Like many feminist-aligned artists in the 1970s, Faith Ringgold embraced collaboration as a politically significant part of her practice. Ringgold’s primary collaborator was her own mother, the fashion designer and dress maker Willi Posey. Mrs. Jones and Family (1973, also known as Mrs. Jones, Andrew, Barbara, and Faith) was created with Posey, who designed and sewed garments for many of Ringgold‘s mask sculptures throughout the 1970s. Continue reading Modern Art Monday Presents: Mrs. Jones and Family By Faith Ringgold
Artist Celeste Fichter has designed this Eyeglass Lens Cleaning Cloth, which keeps lenses and screens smudge free while illustrating the difference between stimulants and depressants. The pupil of one eye is under the influence of Crack, and the other Heroin. The Difference Lens Cleaner can can be purchased in the gift shop at The New Museum of Contemporary Art in NYC for $26.00 ($22.10 for Museum Members)!
At the Surround Audience Triennial exhibit going on now at the New Museum of Contemporary Art, photos and sculptures by Korean artist Onejoon Che, a former military police photographer, explore the faux Soviet socialist-realist style of sculptures produced by a contemporary North Korean art studio specializing in the construction of massive public monuments in Africa. At once poignant and comic, these images touch upon military and economic geopolitics.
I’d intended to provide but more coverage for the current Triennial, Surround Audience, up now through May 24th at the New Museum of Contemporary Art, but there just seems to be too much else going on right now. Still, I do really like this plastic and steel piece, Grosse Stehende (Large Standing), 2014, by German artist/sculptor Lena Henke. I love that it extends the entire height of the room, and that it reminds me of a giant aquarium with a monster inside it.

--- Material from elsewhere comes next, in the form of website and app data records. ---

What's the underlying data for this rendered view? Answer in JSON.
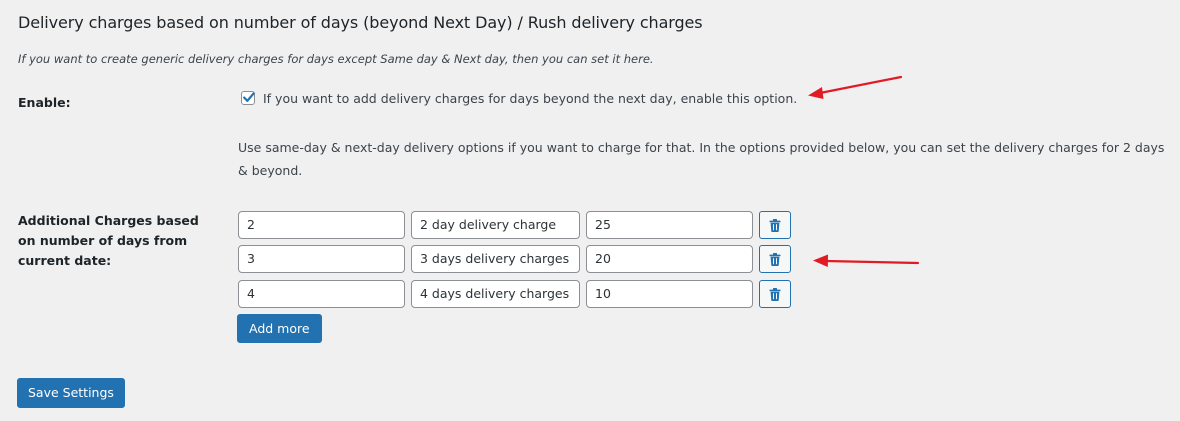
{
  "section": {
    "title": "Delivery charges based on number of days (beyond Next Day) / Rush delivery charges",
    "description": "If you want to create generic delivery charges for days except Same day & Next day, then you can set it here."
  },
  "enable": {
    "label": "Enable:",
    "checked": true,
    "checkbox_text": "If you want to add delivery charges for days beyond the next day, enable this option.",
    "help_text": "Use same-day & next-day delivery options if you want to charge for that. In the options provided below, you can set the delivery charges for 2 days & beyond."
  },
  "charges": {
    "label": "Additional Charges based on number of days from current date:",
    "rows": [
      {
        "days": "2",
        "label": "2 day delivery charge",
        "amount": "25"
      },
      {
        "days": "3",
        "label": "3 days delivery charges",
        "amount": "20"
      },
      {
        "days": "4",
        "label": "4 days delivery charges",
        "amount": "10"
      }
    ],
    "delete_icon": "trash-icon",
    "add_more_label": "Add more"
  },
  "footer": {
    "save_label": "Save Settings"
  },
  "colors": {
    "primary": "#2271b1",
    "annotation_arrow": "#e01b24",
    "background": "#f0f0f1"
  }
}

Ah, David Shrigley, we love his heavily-warped worldview and sense of the absurd! This Domino Set designed by Shrigley is part of the new Play collection, a collaboration between the artist and Third Drawer Down Studios, as offered by the New Museum of Contemporary Art.
There’s rarely a dull moment when you’re playing games with David Shrigley. Instead of the traditional uniform of matching dots and tiles, you’ll find characters such as Skulls, Grumpy Old Men, and Raggedy Cats on each tile, which makes this 28-piece set a perfect diversion for when you or your partner are plotting your next move.
Available in the Gift Shop at the New Museum of Contemporary Art on Bowery and Prince Street in lower Manhattan, priced at $65 per set, $55.25 for Members.